Task details. Copy out each line of the data below in which "true" appears.

Recorded information.
# # #

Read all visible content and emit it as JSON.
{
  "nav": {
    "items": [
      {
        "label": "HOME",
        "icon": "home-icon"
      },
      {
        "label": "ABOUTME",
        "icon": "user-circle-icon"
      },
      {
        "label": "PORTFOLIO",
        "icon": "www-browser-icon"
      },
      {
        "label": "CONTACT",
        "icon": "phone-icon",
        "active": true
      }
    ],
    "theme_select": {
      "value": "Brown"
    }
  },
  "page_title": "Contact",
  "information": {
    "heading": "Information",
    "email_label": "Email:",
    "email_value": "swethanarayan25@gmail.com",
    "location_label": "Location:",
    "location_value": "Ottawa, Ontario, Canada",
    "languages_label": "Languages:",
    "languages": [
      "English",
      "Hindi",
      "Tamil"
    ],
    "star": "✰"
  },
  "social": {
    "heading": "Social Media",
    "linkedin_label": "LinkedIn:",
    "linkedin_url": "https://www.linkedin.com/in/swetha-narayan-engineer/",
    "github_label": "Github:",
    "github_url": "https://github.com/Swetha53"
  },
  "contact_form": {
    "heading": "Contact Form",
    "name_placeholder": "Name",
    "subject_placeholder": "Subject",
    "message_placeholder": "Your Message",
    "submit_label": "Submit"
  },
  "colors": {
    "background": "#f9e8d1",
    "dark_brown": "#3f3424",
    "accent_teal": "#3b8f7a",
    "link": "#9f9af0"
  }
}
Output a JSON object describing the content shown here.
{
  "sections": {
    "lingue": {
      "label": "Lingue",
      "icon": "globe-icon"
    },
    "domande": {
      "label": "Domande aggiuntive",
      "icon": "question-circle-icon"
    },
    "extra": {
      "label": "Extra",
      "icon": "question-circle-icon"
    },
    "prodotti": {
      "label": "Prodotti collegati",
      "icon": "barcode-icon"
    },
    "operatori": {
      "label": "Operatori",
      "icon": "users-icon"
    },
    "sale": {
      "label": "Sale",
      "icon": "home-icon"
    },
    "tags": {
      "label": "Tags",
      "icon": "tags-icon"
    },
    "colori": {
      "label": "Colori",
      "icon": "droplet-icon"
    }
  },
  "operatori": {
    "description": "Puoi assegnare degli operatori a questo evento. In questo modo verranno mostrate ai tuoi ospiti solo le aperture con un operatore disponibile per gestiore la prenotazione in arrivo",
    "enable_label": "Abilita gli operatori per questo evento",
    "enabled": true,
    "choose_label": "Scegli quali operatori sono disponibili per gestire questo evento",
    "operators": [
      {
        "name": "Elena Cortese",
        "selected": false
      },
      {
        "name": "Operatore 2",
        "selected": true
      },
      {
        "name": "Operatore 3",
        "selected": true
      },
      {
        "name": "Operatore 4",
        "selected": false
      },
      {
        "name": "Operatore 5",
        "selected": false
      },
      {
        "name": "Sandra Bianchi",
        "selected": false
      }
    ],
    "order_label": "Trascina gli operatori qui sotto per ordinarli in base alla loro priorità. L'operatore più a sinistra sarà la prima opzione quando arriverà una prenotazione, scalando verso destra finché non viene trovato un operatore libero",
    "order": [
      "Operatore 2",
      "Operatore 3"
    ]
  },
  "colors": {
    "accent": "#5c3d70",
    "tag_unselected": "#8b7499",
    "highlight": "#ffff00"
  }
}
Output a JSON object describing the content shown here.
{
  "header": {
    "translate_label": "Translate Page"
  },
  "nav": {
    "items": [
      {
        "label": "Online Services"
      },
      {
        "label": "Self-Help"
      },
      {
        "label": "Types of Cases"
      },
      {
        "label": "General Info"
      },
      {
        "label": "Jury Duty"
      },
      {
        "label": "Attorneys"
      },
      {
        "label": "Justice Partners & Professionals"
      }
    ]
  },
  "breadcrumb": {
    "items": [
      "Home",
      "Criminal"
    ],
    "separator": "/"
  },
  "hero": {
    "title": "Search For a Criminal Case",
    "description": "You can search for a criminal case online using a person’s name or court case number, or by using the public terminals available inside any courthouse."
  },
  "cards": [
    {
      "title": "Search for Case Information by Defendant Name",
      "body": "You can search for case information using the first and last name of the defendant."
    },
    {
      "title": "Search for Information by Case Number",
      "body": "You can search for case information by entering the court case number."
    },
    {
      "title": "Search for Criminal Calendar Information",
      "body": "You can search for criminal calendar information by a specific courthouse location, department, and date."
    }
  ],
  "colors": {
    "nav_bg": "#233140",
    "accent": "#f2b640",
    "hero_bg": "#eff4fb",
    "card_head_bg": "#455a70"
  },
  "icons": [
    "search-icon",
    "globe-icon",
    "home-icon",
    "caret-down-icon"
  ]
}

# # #

Exercise solution.
        "active": true
    "enabled": true,
        "selected": true
        "selected": true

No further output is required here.